Sexes Eligible for Study:   All
Accepts Healthy Volunteers:   Yes
Criteria

Inclusion Criteria:

  • All children 2 to 59 months of age in households within 33 selected villages

Exclusion Criteria:

  • Children under 2 months of age will not be eligible for enrollment, until they reach 2 months of age as the role of zinc has not been well-studied in neonates. Children of parents who do not give written informed consent for their participation will not be enrolled.
  Contacts and Locations
Information from the National Library of Medicine

To learn more about this study, you or your doctor may contact the study research staff using the contact information provided by the sponsor.

Please refer to this study by its ClinicalTrials.gov identifier (NCT number): NCT00530829

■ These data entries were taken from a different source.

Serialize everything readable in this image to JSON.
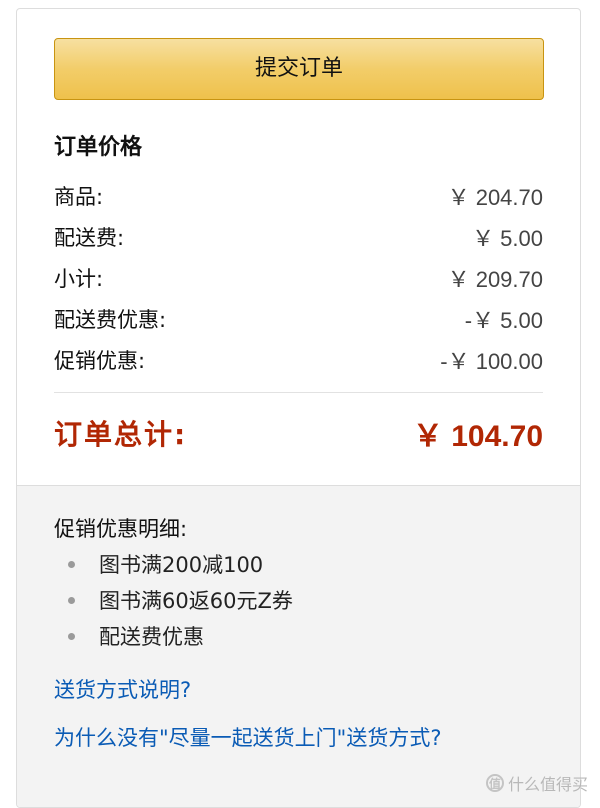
{
  "submit_button": {
    "label": "提交订单"
  },
  "order_price": {
    "title": "订单价格",
    "rows": [
      {
        "label": "商品:",
        "value": "￥ 204.70"
      },
      {
        "label": "配送费:",
        "value": "￥ 5.00"
      },
      {
        "label": "小计:",
        "value": "￥ 209.70"
      },
      {
        "label": "配送费优惠:",
        "value": "-￥ 5.00"
      },
      {
        "label": "促销优惠:",
        "value": "-￥ 100.00"
      }
    ],
    "total": {
      "label": "订单总计:",
      "value": "￥ 104.70"
    }
  },
  "promo_details": {
    "title": "促销优惠明细:",
    "items": [
      "图书满200减100",
      "图书满60返60元Z券",
      "配送费优惠"
    ]
  },
  "links": {
    "delivery_info": "送货方式说明?",
    "why_not_combined": "为什么没有\"尽量一起送货上门\"送货方式?"
  },
  "watermark": {
    "text": "什么值得买",
    "icon": "值"
  },
  "colors": {
    "total_red": "#b12704",
    "link_blue": "#0a5bb5",
    "button_gold": "#f2cd69"
  }
}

Locations
Kenya
Kenya Medical Research Institute
Kisumu, Kenya
Sponsors and Collaborators
Centers for Disease Control and Prevention
Kenya Medical Research Institute
International Centre for Diarrhoeal Disease Research, Bangladesh
Investigators
Principal Investigator: Daniel R Feikin, MD Centers for Disease Control and Prevention
  More Information

Additional Information:
Publications automatically indexed to this study by ClinicalTrials.gov Identifier (NCT Number):
Responsible Party: Daniel Feikin, Medical epidemiologist, CDC
ClinicalTrials.gov Identifier: NCT00530829     History of Changes
Other Study ID Numbers: CDC-NCPDCID-4678
First Submitted: September 17, 2007
First Posted: September 18, 2007
Last Update Posted: March 9, 2010
Last Verified: March 2010

Keywords provided by Centers for Disease Control and Prevention:
diarrhea
zinc
oral rehydration therapy

Additional relevant MeSH terms:
Diarrhea
Signs and Symptoms, Digestive
Signs and Symptoms
Zinc
Trace Elements
Micronutrients
Growth Substances
Physiological Effects of Drugs